NOTE: King & Jurgens, LLC and its predecessor, King, Krebs & Jurgens, PLLC, have represented ING Bank N.V. in scores of maritime arrests and attachments of vessels in the ports of the United States to collect for non-payment of bunkers contractually supplied by the OW Bunker Group. King & Jurgens, LLC, however, was not involved in the NuStar litigation discussed in this blog post.

In Sira Cruz v. National Steel and Shipbuilding Company; Peterson Industrial Scaffolding, Inc., Civil Action No. 17-55441 (December 19, 2018) (9th Cir.), a case that may only be noteworthy for practitioners in the Ninth Circuit, the Court applied a borrowed employee defense to a longshoreman’s claim against a third party. The defendant, in this personal injury case, was the borrowing employer of the plaintiff who was paid compensation under the LHWCA by her nominal employer. She then turned around to sue the defendant who then raised the borrowed employee defense. In a case of first impression for the Ninth Circuit, the summary judgment granted the defendant in the district court was affirmed specifically stating that the defense was applicable where the employee was covered by the LHWCA, allowing the Ninth Circuit to make the rare statement that “we join the Third, Fourth, Fifth, and Eleventh Circuits …”  Id. at p. 3-4.

LIENING IN: Best Practices for Suppliers Navigating CIMLA – Part 1

Under the Commercial Instruments and Maritime Liens Act (“CIMLA”), 46 U.S. Code § 31342 et. seq., “a person providing necessaries to a vessel on the order of the owner or a person authorized by the owner – (1) has a maritime lien on the vessel; (2) may bring a civil action in rem to enforce the lien; and (3) is not required to allege or prove in the action that credit was given to the vessel.” This post is the first installment in a series examining the elements suppliers of maritime goods or services must prove to establish and enforce the supplier’s potential maritime lien.

The term “necessary” applies not only to goods and services that are required for the vessel to operate, but also “includes most goods or services that are useful to the vessel, keep her out of danger, and enable her to perform her particular function…. What is a ‘necessary’ is to be determined relative to the requirements of the ship.” Equilease Corp. v. M/V SAMPSON, 793 F.2d 598, 603 (5th Cir.) (en banc), cert. denied, 479 U.S. 984 (1986). Goods or services that are essential for the vessel to perform its mission should be considered necessaries. Items that courts have found to constitute necessaries under CIMLA include: fixed gas detection systems required for subsea pipe repair activities conducted from a vessel; bunkers/fuel; insurance; payments which stevedoring companies are required to make to longshore employees under collective bargaining agreements; services to secure, prepare, and file documents in connection with marine mortgages; and, transporting drilling equipment to a drilling vessel via supply boat.

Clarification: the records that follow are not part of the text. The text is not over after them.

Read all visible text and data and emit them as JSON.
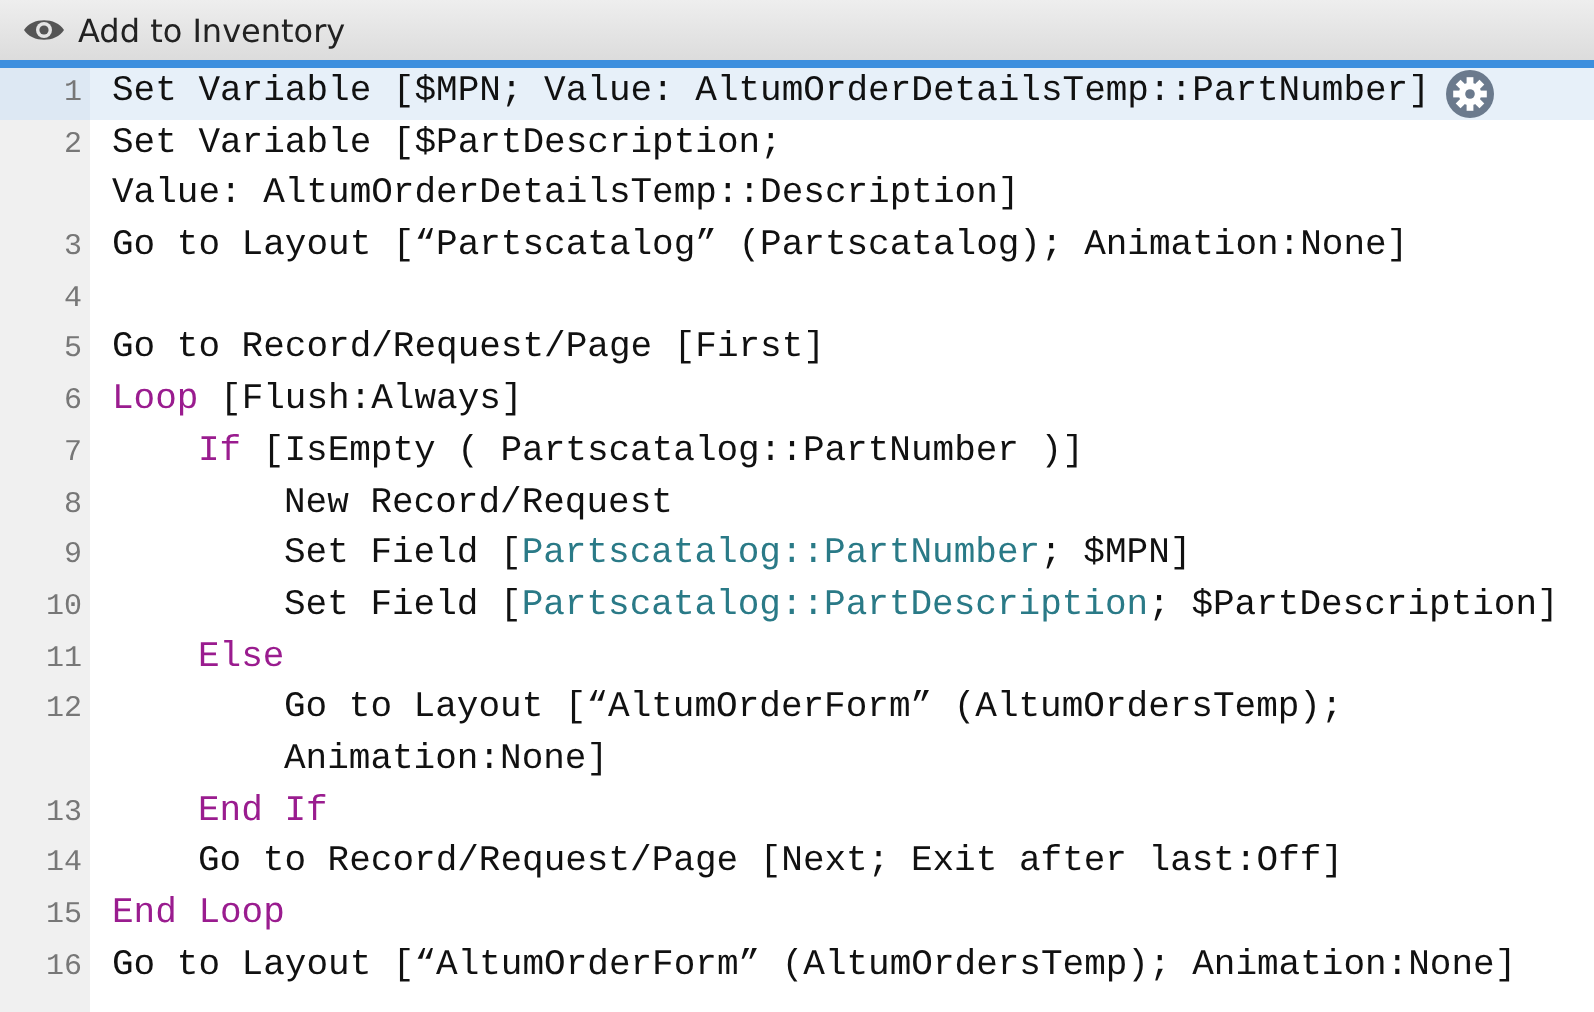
{
  "window": {
    "title": "Add to Inventory"
  },
  "steps": [
    {
      "number": "1",
      "selected": true,
      "lines": [
        [
          {
            "text": "Set Variable [$MPN; Value: AltumOrderDetailsTemp::PartNumber]",
            "kind": "plain"
          }
        ]
      ]
    },
    {
      "number": "2",
      "selected": false,
      "lines": [
        [
          {
            "text": "Set Variable [$PartDescription;",
            "kind": "plain"
          }
        ],
        [
          {
            "text": "Value: AltumOrderDetailsTemp::Description]",
            "kind": "plain"
          }
        ]
      ]
    },
    {
      "number": "3",
      "selected": false,
      "lines": [
        [
          {
            "text": "Go to Layout [“Partscatalog” (Partscatalog); Animation:None]",
            "kind": "plain"
          }
        ]
      ]
    },
    {
      "number": "4",
      "selected": false
    },
    {
      "number": "5",
      "selected": false,
      "lines": [
        [
          {
            "text": "Go to Record/Request/Page [First]",
            "kind": "plain"
          }
        ]
      ]
    },
    {
      "number": "6",
      "selected": false,
      "lines": [
        [
          {
            "text": "Loop",
            "kind": "control"
          },
          {
            "text": " [Flush:Always]",
            "kind": "plain"
          }
        ]
      ],
      "children": [
        {
          "number": "7",
          "selected": false,
          "lines": [
            [
              {
                "text": "If",
                "kind": "control"
              },
              {
                "text": " [IsEmpty ( Partscatalog::PartNumber )]",
                "kind": "plain"
              }
            ]
          ],
          "children": [
            {
              "number": "8",
              "selected": false,
              "lines": [
                [
                  {
                    "text": "New Record/Request",
                    "kind": "plain"
                  }
                ]
              ]
            },
            {
              "number": "9",
              "selected": false,
              "lines": [
                [
                  {
                    "text": "Set Field [",
                    "kind": "plain"
                  },
                  {
                    "text": "Partscatalog::PartNumber",
                    "kind": "field"
                  },
                  {
                    "text": "; $MPN]",
                    "kind": "plain"
                  }
                ]
              ]
            },
            {
              "number": "10",
              "selected": false,
              "lines": [
                [
                  {
                    "text": "Set Field [",
                    "kind": "plain"
                  },
                  {
                    "text": "Partscatalog::PartDescription",
                    "kind": "field"
                  },
                  {
                    "text": "; $PartDescription]",
                    "kind": "plain"
                  }
                ]
              ]
            }
          ]
        },
        {
          "number": "11",
          "selected": false,
          "lines": [
            [
              {
                "text": "Else",
                "kind": "control"
              }
            ]
          ],
          "children": [
            {
              "number": "12",
              "selected": false,
              "lines": [
                [
                  {
                    "text": "Go to Layout [“AltumOrderForm” (AltumOrdersTemp);",
                    "kind": "plain"
                  }
                ],
                [
                  {
                    "text": "Animation:None]",
                    "kind": "plain"
                  }
                ]
              ]
            }
          ]
        },
        {
          "number": "13",
          "selected": false,
          "lines": [
            [
              {
                "text": "End If",
                "kind": "control"
              }
            ]
          ]
        },
        {
          "number": "14",
          "selected": false,
          "lines": [
            [
              {
                "text": "Go to Record/Request/Page [Next; Exit after last:Off]",
                "kind": "plain"
              }
            ]
          ]
        }
      ]
    },
    {
      "number": "15",
      "selected": false,
      "lines": [
        [
          {
            "text": "End Loop",
            "kind": "control"
          }
        ]
      ]
    },
    {
      "number": "16",
      "selected": false,
      "lines": [
        [
          {
            "text": "Go to Layout [“AltumOrderForm” (AltumOrdersTemp); Animation:None]",
            "kind": "plain"
          }
        ]
      ]
    }
  ]
}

Thus, if a supplier can establish that its goods or services were related to the purpose for which the vessel was operating, then they should qualify as necessaries. One cautionary note: once the vessel ceases operating for the purpose for which the supplies are provided, the supplies may no longer constitute necessaries. Similarly, superfluous or redundant pieces of equipment are not necessaries, even if the type of equipment is necessary for the vessel’s function. See Equilease, 793 F.2d at 604 (“Anchors and cables are generally considered to be necessaries, but if the vessel is fully supplied with them, the furnishing of another anchor or cable is not ‘necessary’.”).

In the upcoming installments, we will analyze the remaining substantive requirements for a necessaries lien under CIMLA as well as defenses to and priority of the maritime lien for necessaries.

Read Part 2: Explicit Designation of Vessels Key for Suppliers Navigating CIMLA